→ Problem
What is needed is each line of the data below that holds the string "unit".
++++++
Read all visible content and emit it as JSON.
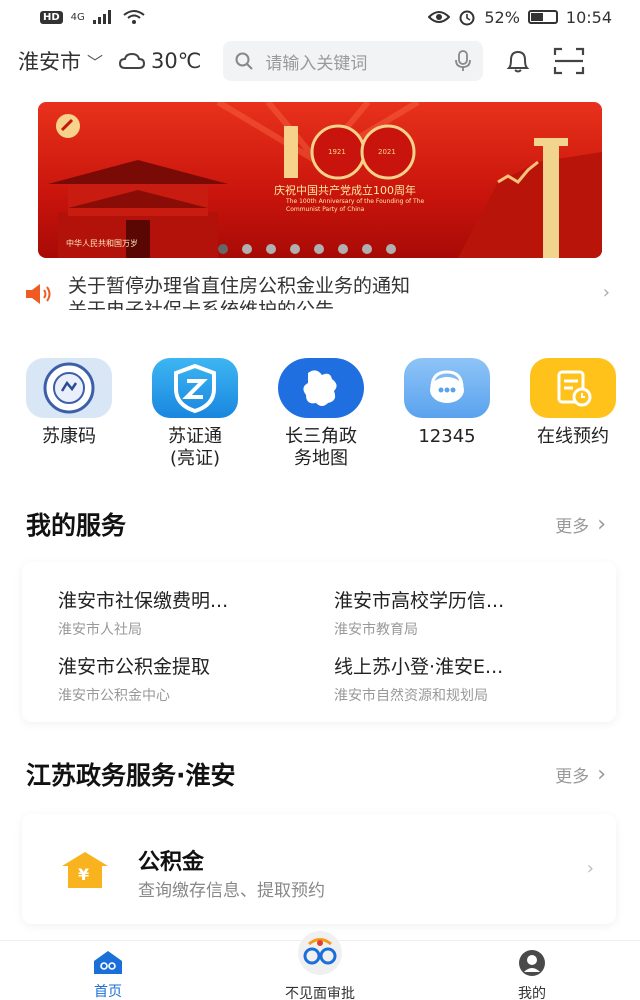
{
  "status_bar": {
    "network_badge": "HD",
    "signal": "4G",
    "battery_text": "52%",
    "battery_level": 0.52,
    "time": "10:54"
  },
  "header": {
    "city": "淮安市",
    "temperature": "30℃",
    "search_placeholder": "请输入关键词"
  },
  "banner": {
    "headline": "庆祝中国共产党成立100周年",
    "headline_en": "The 100th Anniversary of the Founding of The Communist Party of China",
    "number": "100",
    "year_left": "1921",
    "year_right": "2021",
    "gate_text": "中华人民共和国万岁",
    "page_count": 8,
    "active_index": 0
  },
  "notice": {
    "line1": "关于暂停办理省直住房公积金业务的通知",
    "line2": "关于电子社保卡系统维护的公告"
  },
  "shortcuts": [
    {
      "label": "苏康码",
      "icon": "sukang-code-icon"
    },
    {
      "label": "苏证通\n(亮证)",
      "icon": "certificate-shield-icon"
    },
    {
      "label": "长三角政\n务地图",
      "icon": "map-icon"
    },
    {
      "label": "12345",
      "icon": "hotline-headset-icon"
    },
    {
      "label": "在线预约",
      "icon": "appointment-icon"
    }
  ],
  "my_services": {
    "title": "我的服务",
    "more": "更多",
    "items": [
      {
        "name": "淮安市社保缴费明...",
        "dept": "淮安市人社局"
      },
      {
        "name": "淮安市高校学历信...",
        "dept": "淮安市教育局"
      },
      {
        "name": "淮安市公积金提取",
        "dept": "淮安市公积金中心"
      },
      {
        "name": "线上苏小登·淮安E...",
        "dept": "淮安市自然资源和规划局"
      }
    ]
  },
  "gov_services": {
    "title": "江苏政务服务·淮安",
    "more": "更多",
    "card_title": "公积金",
    "card_desc": "查询缴存信息、提取预约",
    "card_icon_text": "¥"
  },
  "bottom_nav": [
    {
      "label": "首页",
      "active": true
    },
    {
      "label": "不见面审批",
      "active": false
    },
    {
      "label": "我的",
      "active": false
    }
  ],
  "colors": {
    "primary_blue": "#1a6fd8",
    "banner_red": "#d81e10",
    "shortcut_yellow": "#ffc21a",
    "gov_icon_yellow": "#f8b31e"
  }
}
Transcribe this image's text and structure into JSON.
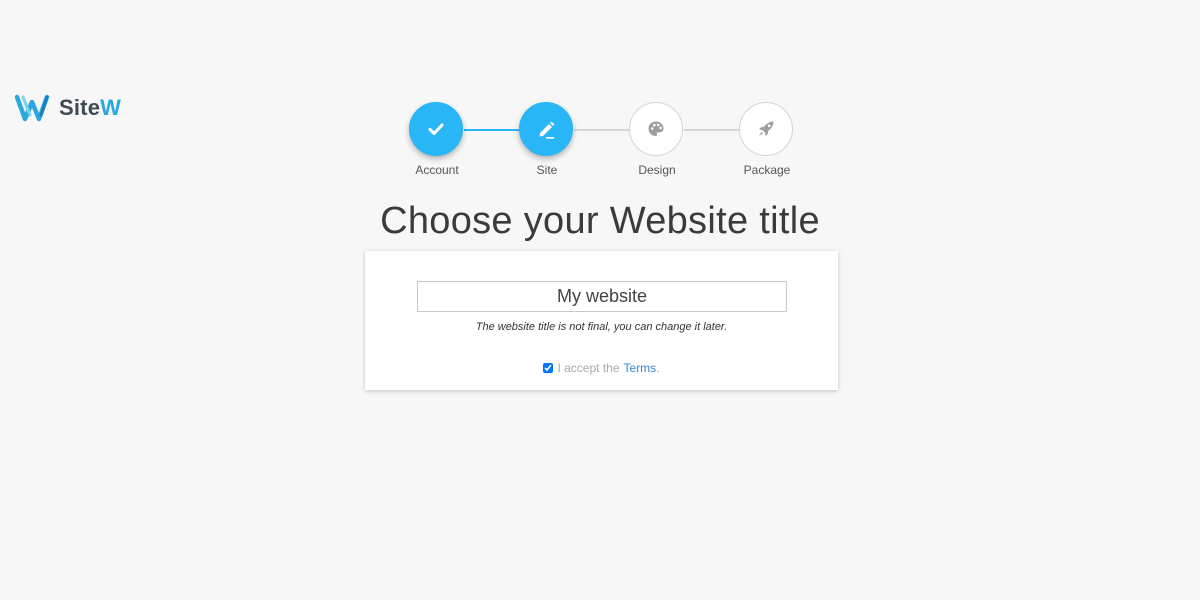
{
  "brand": {
    "name_part1": "Site",
    "name_part2": "W",
    "accent_color": "#29a8e0"
  },
  "stepper": {
    "active_color": "#29b6f6",
    "steps": [
      {
        "label": "Account",
        "icon": "check-icon",
        "state": "completed"
      },
      {
        "label": "Site",
        "icon": "pencil-icon",
        "state": "current"
      },
      {
        "label": "Design",
        "icon": "palette-icon",
        "state": "pending"
      },
      {
        "label": "Package",
        "icon": "rocket-icon",
        "state": "pending"
      }
    ]
  },
  "main": {
    "title": "Choose your Website title",
    "title_input_value": "My website",
    "hint": "The website title is not final, you can change it later.",
    "terms_checked": true,
    "terms_text": "I accept the",
    "terms_link": "Terms",
    "terms_suffix": "."
  }
}
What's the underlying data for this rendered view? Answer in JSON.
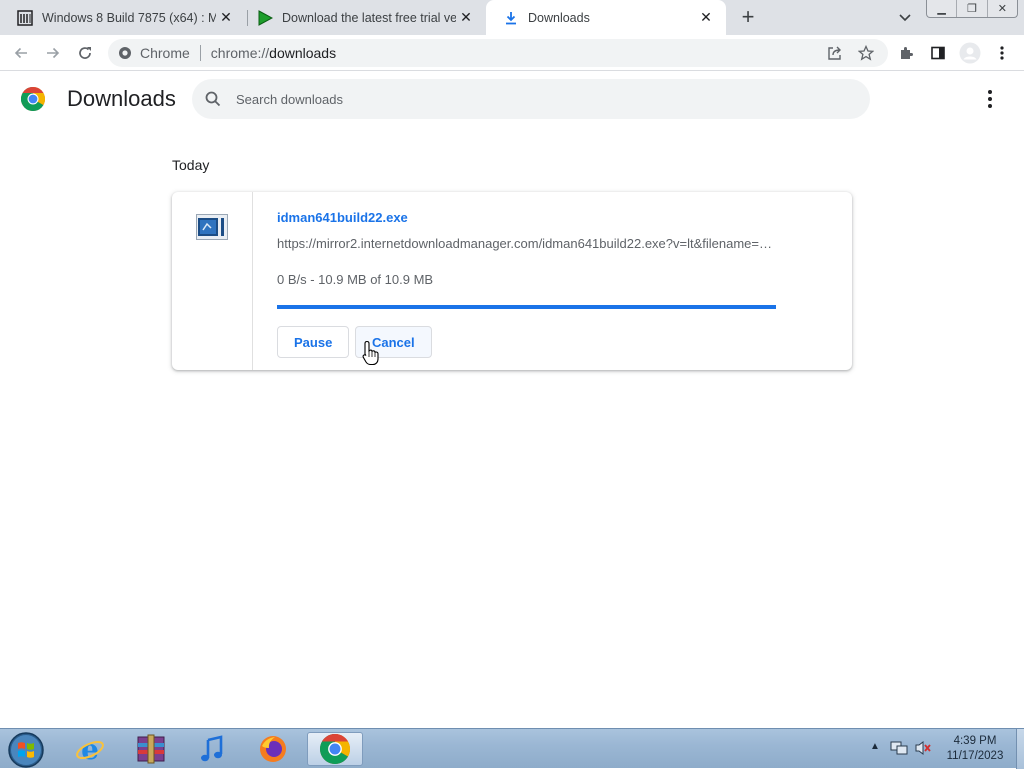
{
  "browser": {
    "tabs": [
      {
        "title": "Windows 8 Build 7875 (x64) : Mic",
        "icon": "archive-icon",
        "active": false
      },
      {
        "title": "Download the latest free trial ver",
        "icon": "idm-play-icon",
        "active": false
      },
      {
        "title": "Downloads",
        "icon": "download-icon",
        "active": true
      }
    ],
    "omnibox": {
      "chip_label": "Chrome",
      "url_scheme": "chrome://",
      "url_path": "downloads"
    }
  },
  "page": {
    "title": "Downloads",
    "search_placeholder": "Search downloads",
    "date_heading": "Today",
    "download": {
      "file_name": "idman641build22.exe",
      "url": "https://mirror2.internetdownloadmanager.com/idman641build22.exe?v=lt&filename=…",
      "status": "0 B/s - 10.9 MB of 10.9 MB",
      "progress": 1.0,
      "pause_label": "Pause",
      "cancel_label": "Cancel"
    }
  },
  "taskbar": {
    "apps": [
      "internet-explorer",
      "winrar",
      "itunes",
      "firefox",
      "chrome"
    ],
    "clock_time": "4:39 PM",
    "clock_date": "11/17/2023"
  },
  "colors": {
    "accent": "#1a73e8",
    "tabstrip": "#dee1e6"
  }
}
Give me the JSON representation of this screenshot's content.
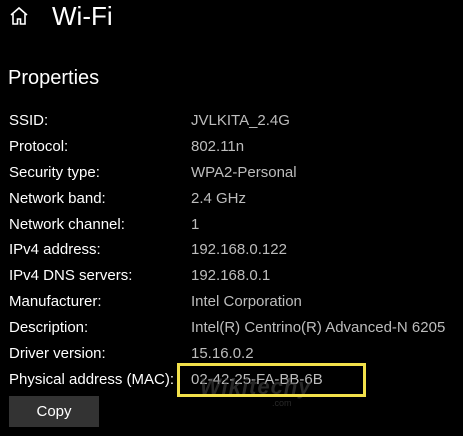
{
  "header": {
    "home_icon": "home-icon",
    "title": "Wi-Fi"
  },
  "section": {
    "title": "Properties"
  },
  "properties": [
    {
      "label": "SSID:",
      "value": "JVLKITA_2.4G"
    },
    {
      "label": "Protocol:",
      "value": "802.11n"
    },
    {
      "label": "Security type:",
      "value": "WPA2-Personal"
    },
    {
      "label": "Network band:",
      "value": "2.4 GHz"
    },
    {
      "label": "Network channel:",
      "value": "1"
    },
    {
      "label": "IPv4 address:",
      "value": "192.168.0.122"
    },
    {
      "label": "IPv4 DNS servers:",
      "value": "192.168.0.1"
    },
    {
      "label": "Manufacturer:",
      "value": "Intel Corporation"
    },
    {
      "label": "Description:",
      "value": "Intel(R) Centrino(R) Advanced-N 6205"
    },
    {
      "label": "Driver version:",
      "value": "15.16.0.2"
    },
    {
      "label": "Physical address (MAC):",
      "value": "02-42-25-FA-BB-6B"
    }
  ],
  "copy_button": {
    "label": "Copy"
  },
  "watermark": {
    "text": "Wikitechy",
    "sub": ".com"
  },
  "colors": {
    "background": "#000000",
    "label_text": "#ffffff",
    "value_text": "#bdbdbd",
    "highlight": "#f2e04a",
    "button_bg": "#333333"
  }
}
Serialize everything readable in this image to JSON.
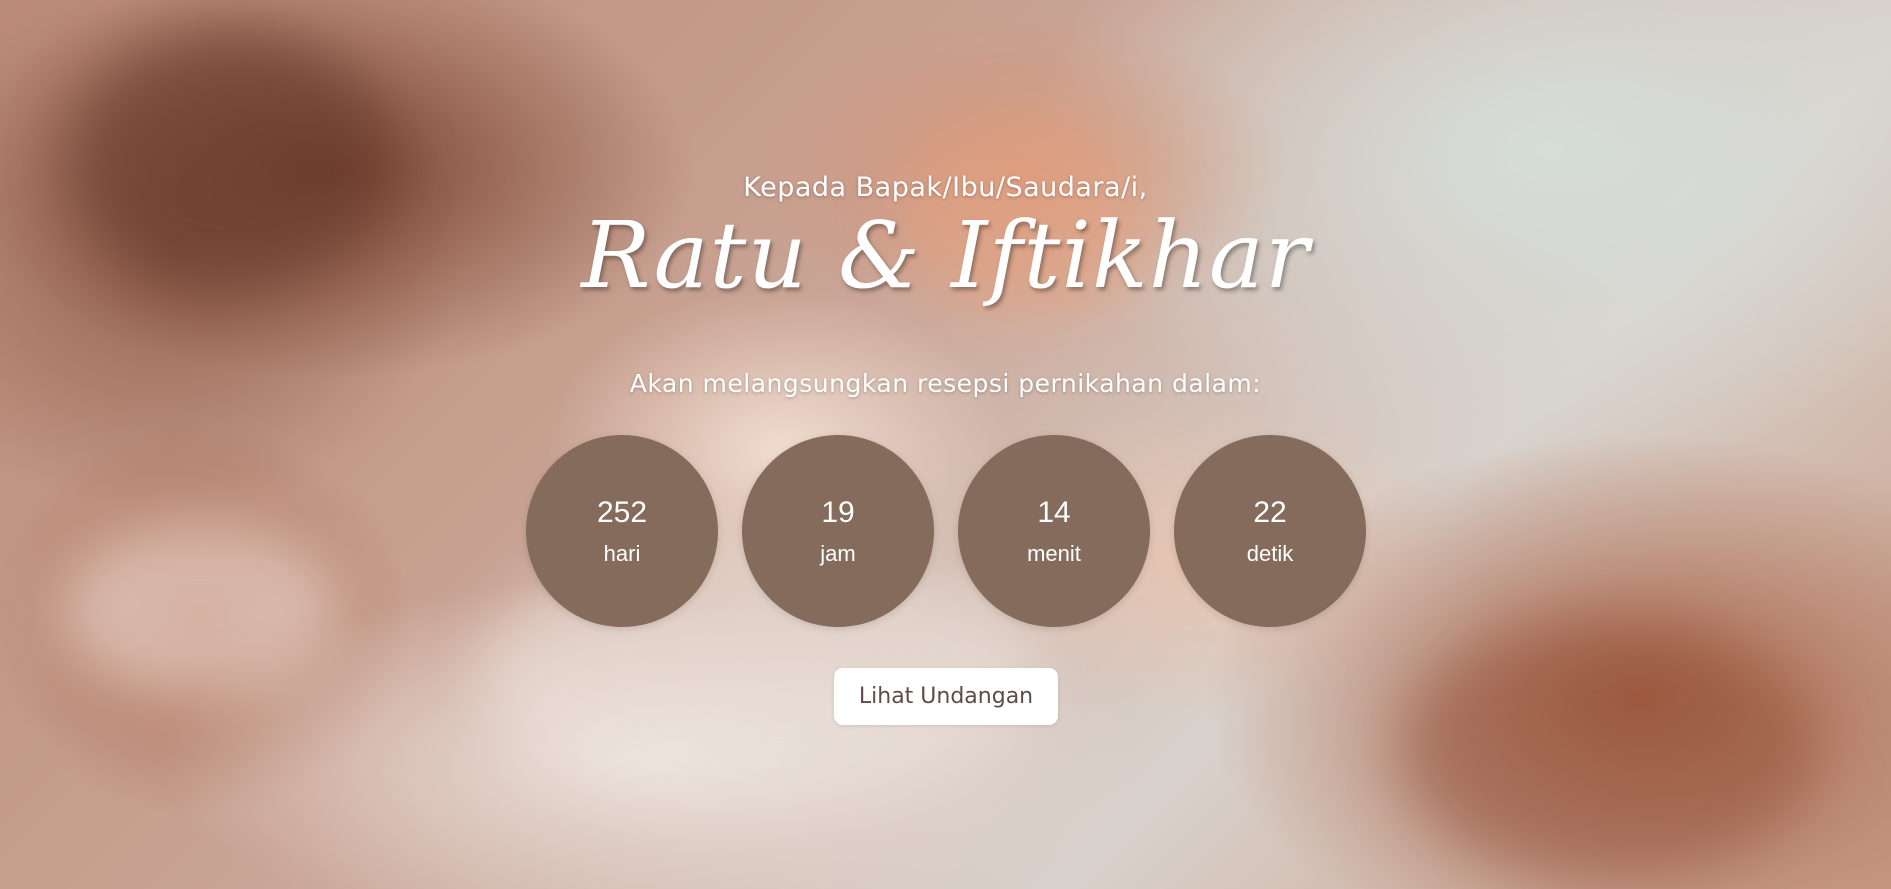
{
  "hero": {
    "greeting": "Kepada Bapak/Ibu/Saudara/i,",
    "couple_names": "Ratu & Iftikhar",
    "subtitle": "Akan melangsungkan resepsi pernikahan dalam:"
  },
  "countdown": [
    {
      "value": "252",
      "unit": "hari"
    },
    {
      "value": "19",
      "unit": "jam"
    },
    {
      "value": "14",
      "unit": "menit"
    },
    {
      "value": "22",
      "unit": "detik"
    }
  ],
  "cta": {
    "label": "Lihat Undangan"
  },
  "colors": {
    "circle_bg": "#846b5c",
    "button_text": "#5f4c44"
  }
}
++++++
→ Answer to this exercise
      "unit": "hari"
      "unit": "jam"
      "unit": "menit"
      "unit": "detik"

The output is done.